The problem: Please give every record below again exactly, and keep the pictures out.

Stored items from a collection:
□ □ □ □ □

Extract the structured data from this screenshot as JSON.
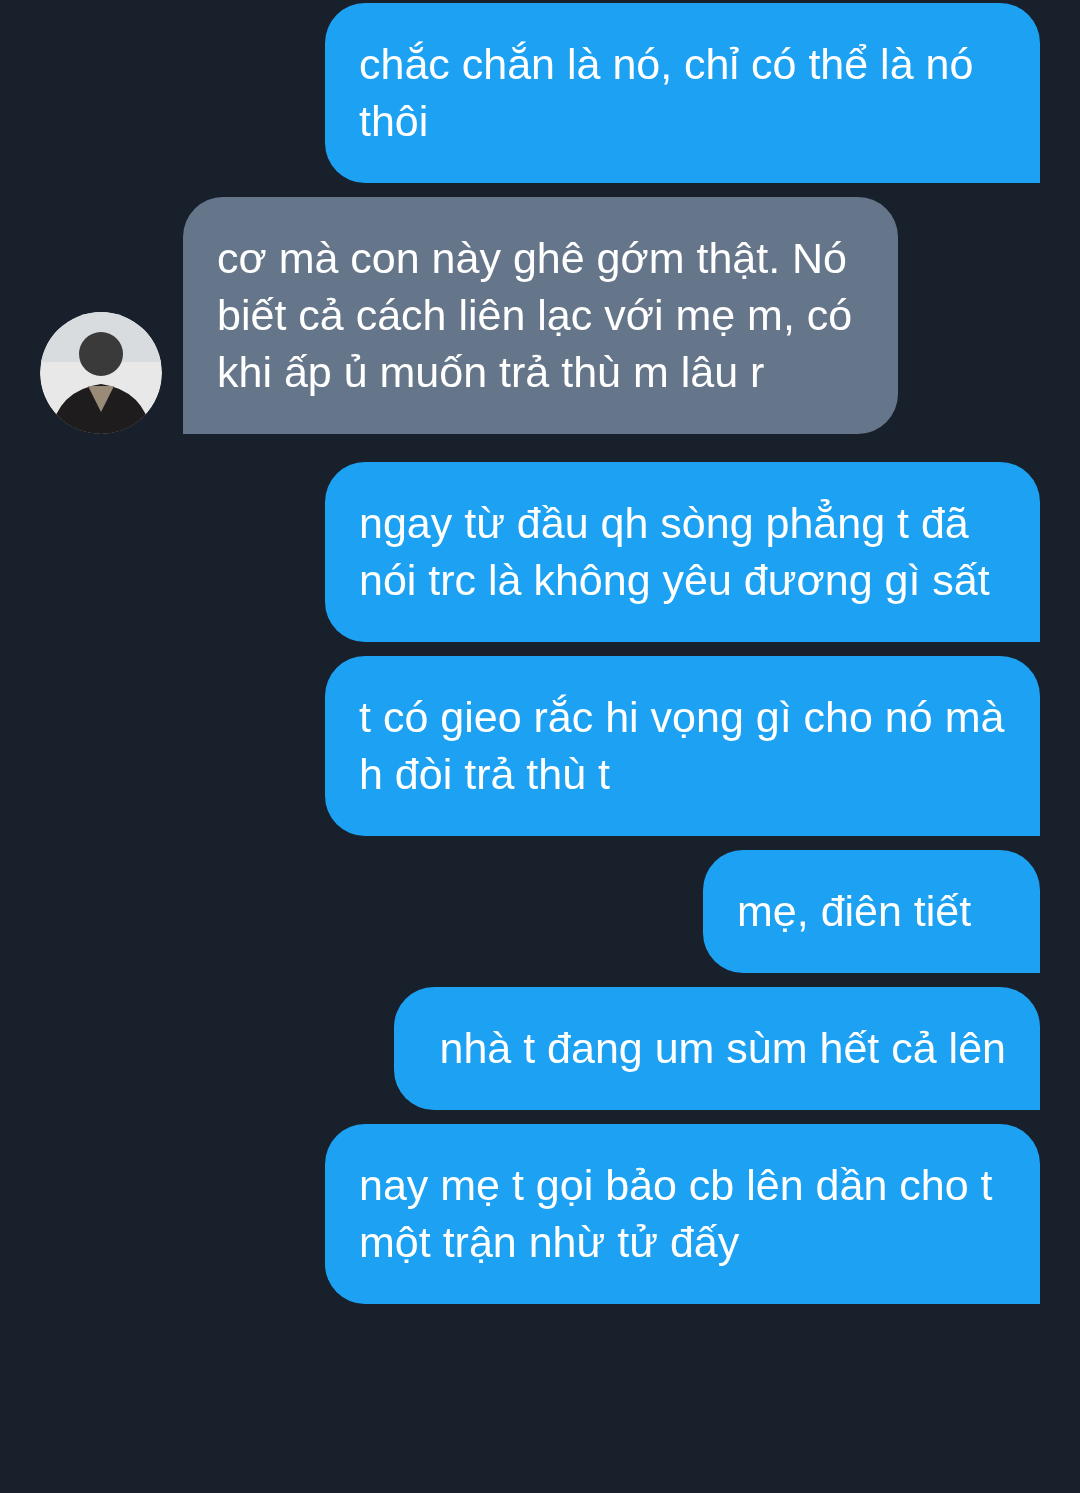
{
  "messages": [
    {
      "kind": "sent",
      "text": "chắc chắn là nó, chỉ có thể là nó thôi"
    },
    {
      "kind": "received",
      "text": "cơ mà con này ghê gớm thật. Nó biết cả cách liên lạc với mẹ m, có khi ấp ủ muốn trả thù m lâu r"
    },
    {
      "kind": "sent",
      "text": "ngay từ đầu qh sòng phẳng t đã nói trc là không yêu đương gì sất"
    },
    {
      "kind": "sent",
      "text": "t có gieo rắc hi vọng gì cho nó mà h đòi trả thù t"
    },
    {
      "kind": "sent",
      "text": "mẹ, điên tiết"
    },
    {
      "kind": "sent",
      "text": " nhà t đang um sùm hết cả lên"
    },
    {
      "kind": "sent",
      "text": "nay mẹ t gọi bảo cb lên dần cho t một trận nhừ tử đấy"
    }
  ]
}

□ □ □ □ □

Answer to this problem:
Extract the structured data from this screenshot as JSON.
{
  "messages": [
    {
      "kind": "sent",
      "text": "chắc chắn là nó, chỉ có thể là nó thôi"
    },
    {
      "kind": "received",
      "text": "cơ mà con này ghê gớm thật. Nó biết cả cách liên lạc với mẹ m, có khi ấp ủ muốn trả thù m lâu r"
    },
    {
      "kind": "sent",
      "text": "ngay từ đầu qh sòng phẳng t đã nói trc là không yêu đương gì sất"
    },
    {
      "kind": "sent",
      "text": "t có gieo rắc hi vọng gì cho nó mà h đòi trả thù t"
    },
    {
      "kind": "sent",
      "text": "mẹ, điên tiết"
    },
    {
      "kind": "sent",
      "text": " nhà t đang um sùm hết cả lên"
    },
    {
      "kind": "sent",
      "text": "nay mẹ t gọi bảo cb lên dần cho t một trận nhừ tử đấy"
    }
  ]
}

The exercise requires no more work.